I've been sitting on this Book Club entry for too long. I actually finished reading this book before the new year, but I hadn't gotten around to writting about it until now, almost three weeks into 2007. Oh well. The good news is I discovered an accessible, unsecured wireless network I can use from my couch, so I'm posting this from home.
The Flamingo's Smile is the fourth book by S.J. Gould that consists entirely of essays originally written for Natural History Magazine. They've been collated and then edited a little for consistency and references. The basic layout is the same as Ever Since Darwin and The Panda's Thumb: several sections, each containing a few essays built around a topic theme. There are more essays describing weird and wonderful organisms and adaptations, a great deal of history-of-science, and two sections of essays focused on science and society, particularly regarding "scientific racism" and other perversions of reasoning.
Gould is perhaps the finest non-fiction writer I have read.
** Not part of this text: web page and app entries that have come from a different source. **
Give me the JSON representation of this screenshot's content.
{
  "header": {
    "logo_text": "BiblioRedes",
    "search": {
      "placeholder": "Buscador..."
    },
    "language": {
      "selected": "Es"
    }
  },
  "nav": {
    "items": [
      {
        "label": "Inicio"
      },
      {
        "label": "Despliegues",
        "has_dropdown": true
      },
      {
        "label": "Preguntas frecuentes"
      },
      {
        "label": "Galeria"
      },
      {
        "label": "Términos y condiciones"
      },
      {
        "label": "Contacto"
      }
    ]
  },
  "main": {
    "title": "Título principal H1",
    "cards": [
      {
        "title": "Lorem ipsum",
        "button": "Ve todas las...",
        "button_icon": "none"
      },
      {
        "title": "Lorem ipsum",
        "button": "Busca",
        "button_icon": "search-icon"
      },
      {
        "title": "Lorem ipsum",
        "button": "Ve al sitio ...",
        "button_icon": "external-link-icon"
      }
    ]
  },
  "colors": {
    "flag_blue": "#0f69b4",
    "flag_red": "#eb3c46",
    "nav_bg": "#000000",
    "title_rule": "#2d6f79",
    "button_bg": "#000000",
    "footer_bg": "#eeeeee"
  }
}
I really like the way Jared Diamond, Richard Dawkins, Carl Sagan, and many other writers craft their works, but Gould pulls together such wonderfully diverse facts and opinions into every essay, then assembles all these disparate essays into a coherent book. He is a joy to read, and once again I am saddened by his death.
The essays work their way through scientific history since the mid-1800's, along the way stopping to sniff the flowers beside E.E. Just's grave, Lord Kelvin's radioactive decay, and Gould's own work with land snails in the Bahamas. The one essay devoted to his own work, titled "Opus 100", is the 100th essay Gould wrote for Natural History. He starts by stating the two rules he followed rigidly for the previous 99 essays: "I never lie to you, and I strive mightily not to bore you". Then he states he's going to risk the second by indulging in his favourite topic. It's actually a very interesting and entertaining essay.
Carlo pointed out that these Book Club entries are not meant to be reviews, they are meant to be starting points for discussions. So rather than ramble on through this book, pointing out Gouldian one-liners (they are abundant), I'll just wrap up by saying Gould's breadth of topics and ability to consistently write with excitement apparently were not damaged by writing more than 100 essays over more than a decade. Go read this book.